7) Ideally, Raja should have arrived at a “ fair price” taking into account multiple factors when he issued those controversial 122 licenses. Even the cost index inflation was inadequate. Ideally, one should have considered the growth in telecom business/users ( the number of users had increased to 280 million in 2008), falling tariff rate, cost of capital, extent of investment, employment opportunities, projected profitability, and unexplored market potential. The truth is that spectrum pricing/ allocation is a complex math as it is an intangible asset with significant hidden monetary value. Governments usually lack the financial engineering skills needed for litigation free fund raising. Giving the telecom minister a virtual license ( pun intended) to determine pricing was always a risky proposition.
8) I think the core focus should be on whether there was a willful criminal conspiracy to manipulate regulations to defraud the exchequer to favor select parties. Because the fact is that whether it was Rs 176000 or Rs 2645 crores it is still not small change. But why did Vinod Rai’s CAG office leak the report before it reached Parliament ? Who authorized it? To use the same argument of the BJP on cash for votes,, who was the real beneficiary of the CAG fissures ? That is where the real story lies. Why was an obstructionist attitude demonstrated towards one of its own key investigators? The BJP may have chuckled with sadistic delight at Kapil Sibal’s zero-loss proposition, but as of now it is Sibal who is perhaps having the last laugh.

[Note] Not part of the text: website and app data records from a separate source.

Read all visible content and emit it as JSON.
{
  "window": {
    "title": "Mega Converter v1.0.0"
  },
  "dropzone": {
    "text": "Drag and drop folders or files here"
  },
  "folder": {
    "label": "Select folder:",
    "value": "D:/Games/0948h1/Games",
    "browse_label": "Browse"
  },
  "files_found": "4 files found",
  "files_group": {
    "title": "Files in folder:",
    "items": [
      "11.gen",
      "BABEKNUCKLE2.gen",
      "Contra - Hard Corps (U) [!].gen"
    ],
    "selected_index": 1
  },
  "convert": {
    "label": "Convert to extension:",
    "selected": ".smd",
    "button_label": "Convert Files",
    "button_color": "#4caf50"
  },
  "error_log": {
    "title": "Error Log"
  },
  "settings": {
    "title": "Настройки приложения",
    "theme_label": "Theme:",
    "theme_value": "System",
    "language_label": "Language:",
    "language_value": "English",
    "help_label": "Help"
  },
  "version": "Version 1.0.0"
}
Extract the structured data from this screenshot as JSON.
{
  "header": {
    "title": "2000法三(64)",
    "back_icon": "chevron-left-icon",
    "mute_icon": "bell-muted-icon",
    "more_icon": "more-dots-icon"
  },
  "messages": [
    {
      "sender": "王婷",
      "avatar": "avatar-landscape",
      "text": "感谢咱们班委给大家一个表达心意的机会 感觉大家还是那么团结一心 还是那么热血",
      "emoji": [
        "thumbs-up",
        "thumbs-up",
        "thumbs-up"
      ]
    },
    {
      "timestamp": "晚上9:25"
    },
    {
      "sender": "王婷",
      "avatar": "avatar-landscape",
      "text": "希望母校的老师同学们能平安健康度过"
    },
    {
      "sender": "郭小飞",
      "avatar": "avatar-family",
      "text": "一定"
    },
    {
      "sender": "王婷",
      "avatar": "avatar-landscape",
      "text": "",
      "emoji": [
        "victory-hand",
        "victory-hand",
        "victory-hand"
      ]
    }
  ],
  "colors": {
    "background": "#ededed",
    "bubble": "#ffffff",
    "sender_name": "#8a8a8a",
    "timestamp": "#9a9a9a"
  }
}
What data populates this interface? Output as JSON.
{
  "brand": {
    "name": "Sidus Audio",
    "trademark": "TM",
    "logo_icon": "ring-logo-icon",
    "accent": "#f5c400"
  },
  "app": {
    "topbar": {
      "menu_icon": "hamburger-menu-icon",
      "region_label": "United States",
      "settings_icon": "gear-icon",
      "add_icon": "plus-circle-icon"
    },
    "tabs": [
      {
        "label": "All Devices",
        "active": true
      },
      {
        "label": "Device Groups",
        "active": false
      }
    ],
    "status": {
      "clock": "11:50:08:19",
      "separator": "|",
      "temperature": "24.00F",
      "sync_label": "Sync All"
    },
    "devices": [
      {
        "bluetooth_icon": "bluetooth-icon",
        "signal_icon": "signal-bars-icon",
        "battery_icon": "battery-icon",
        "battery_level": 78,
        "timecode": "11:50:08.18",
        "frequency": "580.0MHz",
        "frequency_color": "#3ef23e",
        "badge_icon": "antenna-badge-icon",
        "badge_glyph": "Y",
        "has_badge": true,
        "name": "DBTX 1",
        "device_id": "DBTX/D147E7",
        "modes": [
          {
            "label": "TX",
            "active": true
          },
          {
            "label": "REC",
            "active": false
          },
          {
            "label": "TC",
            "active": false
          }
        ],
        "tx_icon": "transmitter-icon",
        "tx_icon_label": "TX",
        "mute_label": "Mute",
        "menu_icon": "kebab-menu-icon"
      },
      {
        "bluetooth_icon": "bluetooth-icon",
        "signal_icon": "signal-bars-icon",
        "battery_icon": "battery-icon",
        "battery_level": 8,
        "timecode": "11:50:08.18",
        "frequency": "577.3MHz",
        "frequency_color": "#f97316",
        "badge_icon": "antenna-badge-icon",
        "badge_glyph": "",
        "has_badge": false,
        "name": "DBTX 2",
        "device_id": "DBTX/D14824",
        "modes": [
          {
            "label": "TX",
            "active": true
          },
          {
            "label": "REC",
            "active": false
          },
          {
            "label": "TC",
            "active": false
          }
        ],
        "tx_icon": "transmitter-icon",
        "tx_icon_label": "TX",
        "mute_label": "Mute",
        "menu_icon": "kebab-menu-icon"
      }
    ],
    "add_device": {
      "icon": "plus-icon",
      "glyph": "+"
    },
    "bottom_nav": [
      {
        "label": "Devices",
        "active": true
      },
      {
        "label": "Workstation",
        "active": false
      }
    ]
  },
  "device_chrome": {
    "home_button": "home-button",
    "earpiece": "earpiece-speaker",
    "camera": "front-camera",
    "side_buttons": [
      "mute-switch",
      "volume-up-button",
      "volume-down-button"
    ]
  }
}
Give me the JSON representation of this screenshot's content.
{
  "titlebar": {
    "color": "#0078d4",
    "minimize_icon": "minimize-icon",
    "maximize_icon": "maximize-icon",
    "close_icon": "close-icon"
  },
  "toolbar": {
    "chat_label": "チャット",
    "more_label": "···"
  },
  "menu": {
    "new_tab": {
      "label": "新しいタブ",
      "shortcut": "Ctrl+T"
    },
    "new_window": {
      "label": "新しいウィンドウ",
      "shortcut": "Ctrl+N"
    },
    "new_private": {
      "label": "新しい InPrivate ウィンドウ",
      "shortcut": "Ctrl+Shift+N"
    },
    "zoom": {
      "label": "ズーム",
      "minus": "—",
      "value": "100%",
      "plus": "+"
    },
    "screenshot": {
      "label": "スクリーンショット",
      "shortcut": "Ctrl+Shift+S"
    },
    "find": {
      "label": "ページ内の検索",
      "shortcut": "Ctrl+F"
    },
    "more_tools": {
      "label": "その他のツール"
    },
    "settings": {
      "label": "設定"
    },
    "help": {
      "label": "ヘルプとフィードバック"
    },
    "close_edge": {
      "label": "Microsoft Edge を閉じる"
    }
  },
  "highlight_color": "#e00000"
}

The CAG it seems applied too much lotion to a notion to keep it in motion and hurl it into a commotion. It’s not over yet.